So many hopes were riding on Alec Bohm in 2021. After finishing runner-up as the National League Rookie of the Year in 2020, much was expected of the young man. Then he fell flat on his face and lost the confidence of the coaching staff. What can he do to get that confidence not only from the coaching staff, but also from himself?
.247/.302/.342, 7 HR, 47 RBI, 111:31 K:BB, 75 wRC+, -0.2 fWAR
Looking at Bohm’s final line isn’t all that inspiring, but one has to consider how poorly he was hitting to get a true feel for that line. On June 6, Bohm was hitting .209/.254/.301, the emptiest of batting averages and no on-base ability to speak of. He was held out of the lineup for a few days, then came back into the game on June 10. From June 10 to August 20, the numbers were actually much better, a .285/.358/.392 line in 176 plate appearances. The power still was nonexistent, but at least he was hitting for a decent average and not striking out nearly as much as he had. He had a good run of offense during that time.
It’s just that his season as a while looks so, so disappointing in comparison to his 2020 debut.
That line up top in the “good” section, where he had a decent batting average? What if I told you that he had a .378 BABIP during that time, suggesting that he was really lucky to attain even those punchless numbers.
The fielding was never going to be Gold Glove-worthy. That much was apparent from his days in the minor leagues. Almost to a man, the scouting reports said how he could maybe get to average at the hot corner, but that might be the top of his ability there. No one was knocking his work ethic, but sometimes you just have to accept reality.
Where we find the most disappointment is in his offense and this is where we can start to diagnose his issues. In 2020, we saw Bohm come to the majors and live up to the scouting reports on his bat. He had some good power and good contact ability, only to see both evaporate his sophomore season. Is that completely his fault? Well yes and no. Yes, because ultimately it is on the player to produce when at the plate. But also, it seems that Bohm was tinkered with a little bit prior to the season beginning. I did a little digging into past scouting reports from publicly available evaluators and most everyone had the same thing to say. From Fangraphs in 2020:
Bohm’s swing now more closely resembles Michael Brantley’s, not some strikeout-heavy slugger’s uppercut hack.

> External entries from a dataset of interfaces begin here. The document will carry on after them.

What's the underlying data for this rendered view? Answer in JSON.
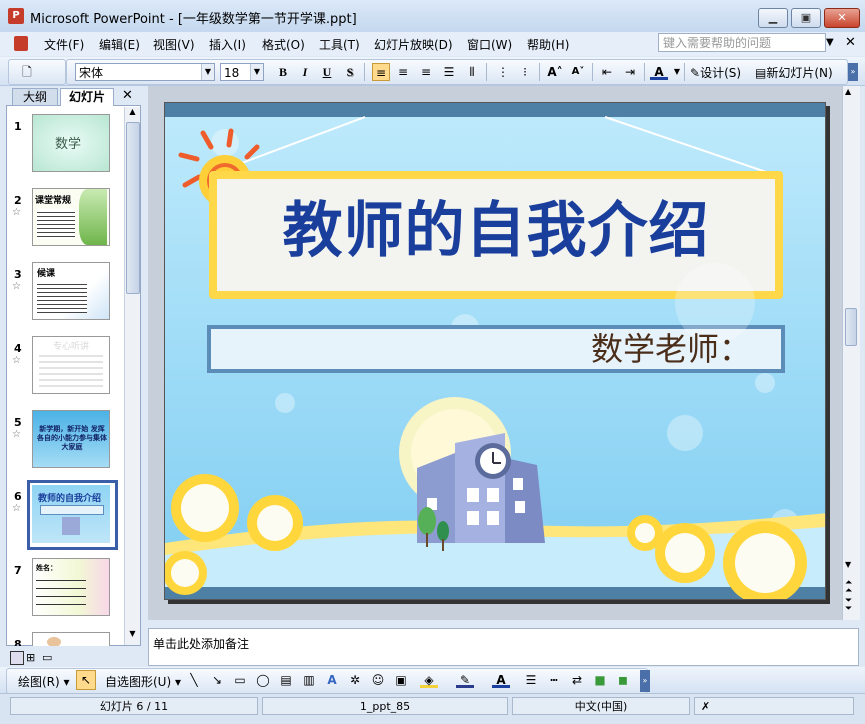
{
  "window": {
    "title": "Microsoft PowerPoint - [一年级数学第一节开学课.ppt]",
    "app_icon": "powerpoint-icon"
  },
  "menu": {
    "items": [
      "文件(F)",
      "编辑(E)",
      "视图(V)",
      "插入(I)",
      "格式(O)",
      "工具(T)",
      "幻灯片放映(D)",
      "窗口(W)",
      "帮助(H)"
    ],
    "help_placeholder": "键入需要帮助的问题"
  },
  "toolbar": {
    "font_name": "宋体",
    "font_size": "18",
    "bold": "B",
    "italic": "I",
    "underline": "U",
    "shadow": "S",
    "design_label": "设计(S)",
    "new_slide_label": "新幻灯片(N)"
  },
  "left_pane": {
    "tabs": [
      "大纲",
      "幻灯片"
    ],
    "active_tab": "幻灯片",
    "slides": [
      {
        "num": "1",
        "text": "数学"
      },
      {
        "num": "2",
        "text": "课堂常规"
      },
      {
        "num": "3",
        "text": "候课"
      },
      {
        "num": "4",
        "text": "专心听讲"
      },
      {
        "num": "5",
        "text": "新学期，新开始 发挥各自的小能力参与集体大家庭"
      },
      {
        "num": "6",
        "text": "教师的自我介绍",
        "selected": true
      },
      {
        "num": "7",
        "text": "姓名："
      },
      {
        "num": "8",
        "text": ""
      }
    ]
  },
  "slide": {
    "title": "教师的自我介绍",
    "subtitle": "数学老师："
  },
  "notes": {
    "placeholder": "单击此处添加备注"
  },
  "drawing_toolbar": {
    "draw_label": "绘图(R)",
    "autoshape_label": "自选图形(U)"
  },
  "status": {
    "slide_pos": "幻灯片 6 / 11",
    "template": "1_ppt_85",
    "language": "中文(中国)"
  },
  "colors": {
    "title_text": "#1a3e9b",
    "slide_bg": "#8fd4f4",
    "selection": "#3a5fa8"
  }
}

His hands start high and stay tucked before he simply guides them down to wherever the ball is. If anything, this swing is less noisy than his college iteration, and somehow a 6-foot-5, long-levered guy with big power managed to have just a 14% strikeout rate at Double-A last year. Bohm has enough raw power to hit balls hard even with a low-effort cut, and he’s been able to hit balls all over the zone because of how direct his swing is.

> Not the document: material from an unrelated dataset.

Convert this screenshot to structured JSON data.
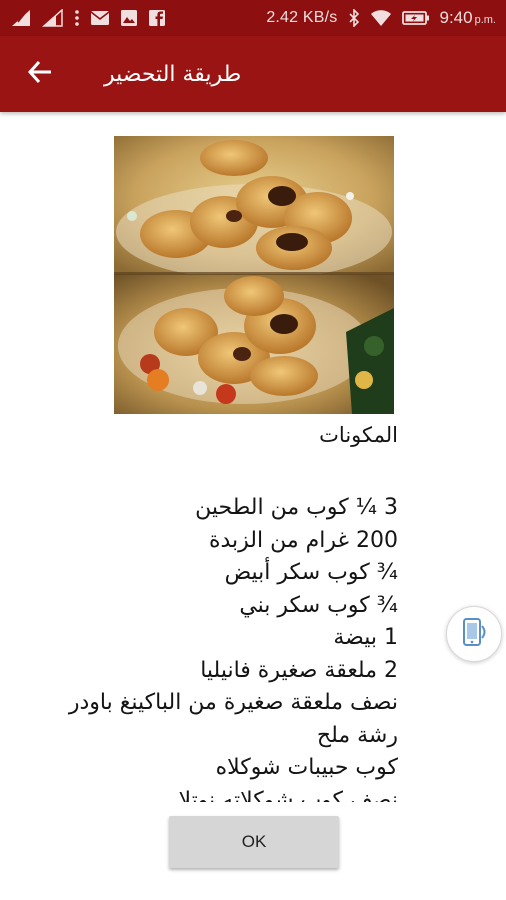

From Baseball Prospectus in 2020:
Bohm’s calling card is raw power that he hasn’t quite translated into game power yet, and a potential plus hit tool that is far from locked in as plus.
Basically, dude could hit, but he needed some good coaching to get to the top grade of that tool.

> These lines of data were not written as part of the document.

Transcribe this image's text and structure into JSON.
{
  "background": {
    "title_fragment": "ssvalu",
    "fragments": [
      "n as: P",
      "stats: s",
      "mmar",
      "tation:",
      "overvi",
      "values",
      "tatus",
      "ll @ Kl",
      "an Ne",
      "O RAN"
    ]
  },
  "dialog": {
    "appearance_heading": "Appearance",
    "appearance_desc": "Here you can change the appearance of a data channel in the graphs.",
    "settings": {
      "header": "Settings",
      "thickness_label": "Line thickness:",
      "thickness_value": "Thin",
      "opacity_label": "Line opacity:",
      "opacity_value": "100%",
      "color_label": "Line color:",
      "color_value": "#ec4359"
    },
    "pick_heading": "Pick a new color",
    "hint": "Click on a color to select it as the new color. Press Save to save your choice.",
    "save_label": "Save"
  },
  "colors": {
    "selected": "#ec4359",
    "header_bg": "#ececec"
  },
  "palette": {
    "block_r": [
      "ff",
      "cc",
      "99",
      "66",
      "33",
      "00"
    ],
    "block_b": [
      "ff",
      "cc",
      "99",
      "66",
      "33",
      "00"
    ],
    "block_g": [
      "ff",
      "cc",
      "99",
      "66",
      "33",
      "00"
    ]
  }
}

Enter Joe Dillon.
Now, we of course do not know what exactly Dillon was telling Bohm, but from available data, we can see that he changed something about Bohm and how he hit. We see that from looking at spray charts. Below are spray heat maps from Bohm’s 2020 and 2021.
Somehow, Bohm became a groundball hitting machine to the pull side, getting away from the hitting the ball to the opposite field, the approach that worked so well in 2020. Why? Pitchers did not approach him differently, generally staying on the outside part of the plate against him, so in theory, Bohm was trying to pull those balls more, getting induced into weak groundballs.
Again, this is in theory. There was also a much larger sample size of balls in play in 2021 which may have skewed the heatmaps a little bit as well. But it certainly looks like something that the hitting coach tried to get Bohm to do (pull the ball more) wasn’t working. When he’s going good, Bohm has a very Jayson Werth-feel to him, the tall, lanky guy with a lot of power to the opposite way. If the team can get him back to that kind of approach, it’s possible that Bohm can continue his projected ascent to franchise cornerstone.
Bohm is one of, if not THE, most important players on the roster entering 2022. The team is (for now) forgoing the option of bringing in a third baseman and moving Bohm to the outfield, instead getting new voices as hitting coach and infield coach to help him improve his game. Kevin Long and Bobby Dickerson have been brought aboard to help with the entirety of the team, but it also feels like these two coaches were brought in with a specific eye on helping Bohm get back to, if not pass, his Rookie of the Year heights of 2020. He has the pedigree and by all accounts the work ethic to do so, so hopfully something can be unlocked.
Final grade: C-/D+
With so many expectations placed on Bohm, it’s not hard to see how he came up short. That he fell so short was probably the surprise of the season. He was turning it around a little bit, but almost nonexistent power, it’s hard to give him a good grade on the year. Both of these grades have merit, so let’s just split the difference and give him both.